The cataloged lookup information allowed them to discover individuals associated with the numbers and vice versa. It also revealed large pools of numbers that belonged to private companies and government agencies.

The researchers then plugged the numbers they wanted to trace into the so-called HLR, or home location register. The database, and the larger SS7 protocol to which it belongs, in many respects is to mobile networks what TCP/IP is to the internet, allowing cellular carriers to locate the whereabouts of a handset so it can receive voice or text traffic.

The HLR also lists a subscriber's mobile carrier, allowing attackers to tailor exploits to vulnerabilities known to affect a particular network, DePetrillo said. He was able to access the database using commercial services offered by companies in Europe.

The techniques exploit functionality built into GSM networks to make sure calls can be routed reliably to a handset no matter where in the world it's located. As such, it won't be easy to fix the disclosure threat without breaking the networks.

"They've discovered some pretty scary stuff," said Chris Paget, who is chief hacker of reverse-engineering consultancy H4RDW4RE and has long exposed the insecurity of radio signals used by GSM networks. "Nick and Don looked behind the towers and found a whole other wrongness. You're literally down to the situation where you can't be secure unless you pull the battery out of your phone." ®

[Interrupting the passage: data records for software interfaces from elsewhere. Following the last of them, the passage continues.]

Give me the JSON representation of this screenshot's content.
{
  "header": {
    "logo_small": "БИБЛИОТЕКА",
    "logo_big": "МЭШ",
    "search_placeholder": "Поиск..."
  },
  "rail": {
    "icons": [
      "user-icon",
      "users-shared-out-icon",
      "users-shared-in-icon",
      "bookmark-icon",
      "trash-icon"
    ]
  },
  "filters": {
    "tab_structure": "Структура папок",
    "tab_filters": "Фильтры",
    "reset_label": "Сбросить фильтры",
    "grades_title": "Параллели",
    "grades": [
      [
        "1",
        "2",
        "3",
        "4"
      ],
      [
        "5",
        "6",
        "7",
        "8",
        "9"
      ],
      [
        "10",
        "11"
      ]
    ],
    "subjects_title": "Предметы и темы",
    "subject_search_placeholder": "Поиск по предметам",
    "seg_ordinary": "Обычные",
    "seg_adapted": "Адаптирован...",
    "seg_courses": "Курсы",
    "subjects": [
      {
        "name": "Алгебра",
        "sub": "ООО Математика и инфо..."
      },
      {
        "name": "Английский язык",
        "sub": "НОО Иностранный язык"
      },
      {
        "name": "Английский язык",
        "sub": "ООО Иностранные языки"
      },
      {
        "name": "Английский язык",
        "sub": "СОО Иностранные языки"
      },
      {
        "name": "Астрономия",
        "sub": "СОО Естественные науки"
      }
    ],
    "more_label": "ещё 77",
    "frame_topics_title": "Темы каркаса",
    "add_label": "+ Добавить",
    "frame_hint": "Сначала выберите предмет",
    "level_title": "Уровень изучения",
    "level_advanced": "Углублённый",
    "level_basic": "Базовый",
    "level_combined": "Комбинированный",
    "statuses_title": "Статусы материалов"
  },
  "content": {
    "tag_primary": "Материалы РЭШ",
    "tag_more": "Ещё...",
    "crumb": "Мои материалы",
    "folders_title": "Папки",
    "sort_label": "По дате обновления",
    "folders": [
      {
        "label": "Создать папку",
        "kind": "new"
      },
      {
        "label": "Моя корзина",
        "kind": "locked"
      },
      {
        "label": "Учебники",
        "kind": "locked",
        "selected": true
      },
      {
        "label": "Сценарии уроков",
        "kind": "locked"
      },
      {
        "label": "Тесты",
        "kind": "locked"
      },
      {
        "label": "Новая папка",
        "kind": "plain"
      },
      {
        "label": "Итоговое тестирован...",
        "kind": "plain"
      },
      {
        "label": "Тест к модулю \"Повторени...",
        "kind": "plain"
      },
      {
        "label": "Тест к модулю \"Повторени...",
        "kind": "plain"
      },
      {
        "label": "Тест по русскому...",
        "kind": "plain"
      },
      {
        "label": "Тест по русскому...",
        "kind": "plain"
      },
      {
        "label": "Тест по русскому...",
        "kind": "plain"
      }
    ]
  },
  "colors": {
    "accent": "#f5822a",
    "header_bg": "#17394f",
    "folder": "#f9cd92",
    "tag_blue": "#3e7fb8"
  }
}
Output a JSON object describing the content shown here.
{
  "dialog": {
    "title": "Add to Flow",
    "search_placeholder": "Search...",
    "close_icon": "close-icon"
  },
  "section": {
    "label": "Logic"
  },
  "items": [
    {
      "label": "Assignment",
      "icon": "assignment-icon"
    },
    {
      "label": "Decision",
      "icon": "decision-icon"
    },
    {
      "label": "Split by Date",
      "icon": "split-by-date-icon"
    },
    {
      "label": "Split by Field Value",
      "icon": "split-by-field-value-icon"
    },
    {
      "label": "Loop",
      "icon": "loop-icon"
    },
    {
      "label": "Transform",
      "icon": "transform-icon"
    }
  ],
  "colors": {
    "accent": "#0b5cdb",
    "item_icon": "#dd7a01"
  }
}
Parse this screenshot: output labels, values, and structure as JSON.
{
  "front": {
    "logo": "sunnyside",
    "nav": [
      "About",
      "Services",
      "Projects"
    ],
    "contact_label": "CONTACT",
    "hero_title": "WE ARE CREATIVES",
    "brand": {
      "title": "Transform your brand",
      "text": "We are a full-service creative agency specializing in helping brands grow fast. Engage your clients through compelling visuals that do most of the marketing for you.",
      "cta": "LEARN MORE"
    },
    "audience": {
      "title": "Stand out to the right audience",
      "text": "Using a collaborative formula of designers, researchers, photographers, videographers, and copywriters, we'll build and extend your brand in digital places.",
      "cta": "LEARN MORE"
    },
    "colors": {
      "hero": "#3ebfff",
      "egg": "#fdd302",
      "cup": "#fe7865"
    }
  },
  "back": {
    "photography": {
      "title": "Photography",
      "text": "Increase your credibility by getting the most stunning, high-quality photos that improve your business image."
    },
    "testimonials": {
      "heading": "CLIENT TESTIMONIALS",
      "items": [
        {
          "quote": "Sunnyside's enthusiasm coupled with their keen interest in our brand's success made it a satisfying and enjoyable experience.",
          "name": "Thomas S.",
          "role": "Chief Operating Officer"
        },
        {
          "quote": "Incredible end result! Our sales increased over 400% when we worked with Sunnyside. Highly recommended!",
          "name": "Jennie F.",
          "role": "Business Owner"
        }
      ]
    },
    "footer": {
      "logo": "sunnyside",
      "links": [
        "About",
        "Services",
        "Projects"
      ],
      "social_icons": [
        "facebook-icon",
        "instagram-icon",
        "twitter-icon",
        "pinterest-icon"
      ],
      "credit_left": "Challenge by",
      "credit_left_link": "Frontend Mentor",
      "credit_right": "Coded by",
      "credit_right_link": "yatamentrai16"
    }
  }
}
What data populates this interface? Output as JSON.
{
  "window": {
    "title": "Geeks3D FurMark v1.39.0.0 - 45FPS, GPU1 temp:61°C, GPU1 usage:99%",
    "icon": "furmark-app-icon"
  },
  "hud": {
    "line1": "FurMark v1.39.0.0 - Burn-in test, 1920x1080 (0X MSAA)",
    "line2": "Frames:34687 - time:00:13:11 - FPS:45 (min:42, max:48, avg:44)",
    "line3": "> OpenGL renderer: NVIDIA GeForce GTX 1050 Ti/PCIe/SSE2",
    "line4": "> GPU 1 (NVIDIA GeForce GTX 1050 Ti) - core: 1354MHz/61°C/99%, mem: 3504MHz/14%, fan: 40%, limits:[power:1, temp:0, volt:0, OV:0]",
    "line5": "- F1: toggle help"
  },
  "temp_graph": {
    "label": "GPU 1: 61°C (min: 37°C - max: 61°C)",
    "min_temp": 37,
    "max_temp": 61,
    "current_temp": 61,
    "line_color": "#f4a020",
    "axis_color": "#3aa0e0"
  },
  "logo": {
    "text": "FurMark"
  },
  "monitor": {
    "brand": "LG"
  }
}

Secure remote control for conventional and virtual desktops

More from The Register

next story
One HUNDRED FAMOUS LADIES exposed NUDE online
Celebrity women victimised as Apple iCloud accounts reportedly popped
Rubbish WPS config sees WiFi router keys popped in seconds
Another day, another way in to your home router
Goog says patch⁵⁰ your Chrome
64-bit browser loads cat vids FIFTEEN PERCENT faster!
NZ Justice Minister scalped as hacker leaks emails
Grab your popcorn: Subterfuge and slur disrupts election run up
NIST to sysadmins: clean up your SSH mess
Too many keys, too badly managed
Scratched PC-dispatch patch patched, hatched in batch rematch
Windows security update fixed after triggering blue screens (and screams) of death
Researchers camouflage haxxor traps with fake application traffic
Honeypots sweetened to resemble actual workloads, complete with 'secure' logins
Attack flogged through shiny-clicky social media buttons
66,000 users popped by malicious Flash fudging add-on
New Snowden leak: How NSA shared 850-billion-plus metadata records
'Federated search' spaffed info all over Five Eyes chums
prev story

Whitepapers

Endpoint data privacy in the cloud is easier than you think
Innovations in encryption and storage resolve issues of data privacy and key requirements for companies to look for in a solution.
Implementing global e-invoicing with guaranteed legal certainty
Explaining the role local tax compliance plays in successful supply chain management and e-business and how leading global brands are addressing this.
Advanced data protection for your virtualized environments
Find a natural fit for optimizing protection for the often resource-constrained data protection process found in virtual environments.
Boost IT visibility and business value
How building a great service catalog relieves pressure points and demonstrates the value of IT service management.
Next gen security for virtualised datacentres
Legacy security solutions are inefficient due to the architectural differences between physical and virtual environments.